and gates are going back up.” The strategic change nec-
essary for business is therefore upstream, not to be Resources
confused with corporate citizenship policies to make a
Randy Starr, Jim Newfrock, and Michael Delurey, “Enterprise Resilience:
positive impact on local conditions abroad. Before com- Managing Risk in the Networked Economy,” s+b, Spring 2003;
panies can consider responsible local engagement in www.strategy-business.com/press/article/?art=30100980&pg=0
overseas operations, they must understand the risks they Moisés Naím, “The Five Wars of Globalization,” Foreign Policy,
face in those markets. Corporate citizenship itself will January/February 2003
expand only when MNCs make longer-term commit- David Rothkopf, “Business Versus Terror,” Foreign Policy, May/June 2002

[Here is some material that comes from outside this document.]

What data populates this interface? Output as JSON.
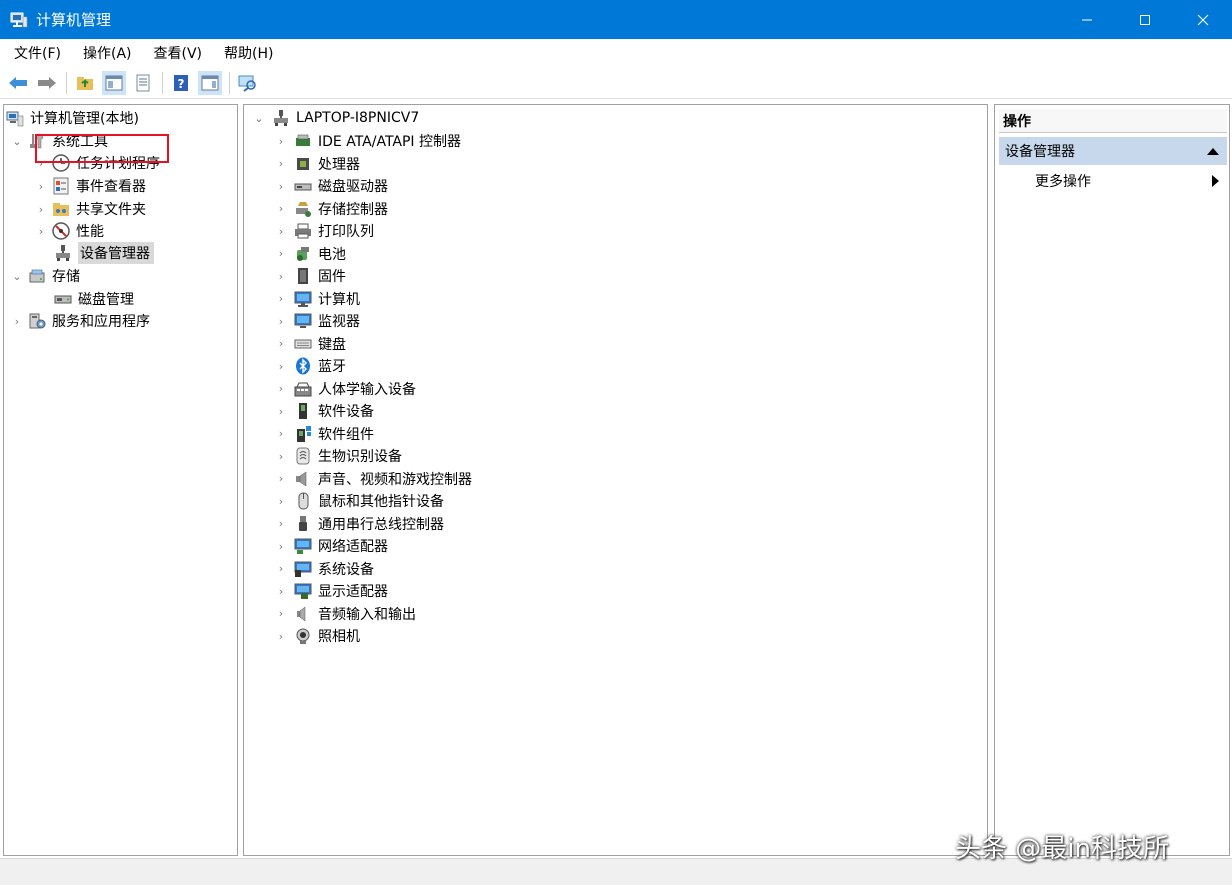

ments to developing-country markets. Jeffrey E. Garten, The Mind of the CEO (Perseus Books/Basic Books,
Nonetheless, it is self-evident that business is a 2001)
major beneficiary of peace, the most basic public good. Global Trends 2015: www.cia.gov/cia/reports/globaltrends2015/index.html
Better investment opportunities, reduced operational National Strategy for Homeland Security:
costs, and expanded markets constitute the virtuous cir- www.whitehouse.gov/homeland/book
cle that results from the consequences of peace: realloca- 2001 Quadrennial Defense Review Report: www.cdi.org/issues/qdr/
tion of nation-state expenditure (from military toward Lehman Brothers Eurasia Group Stability Index: www.legsi.com
social/public goods) and the transformation of interna-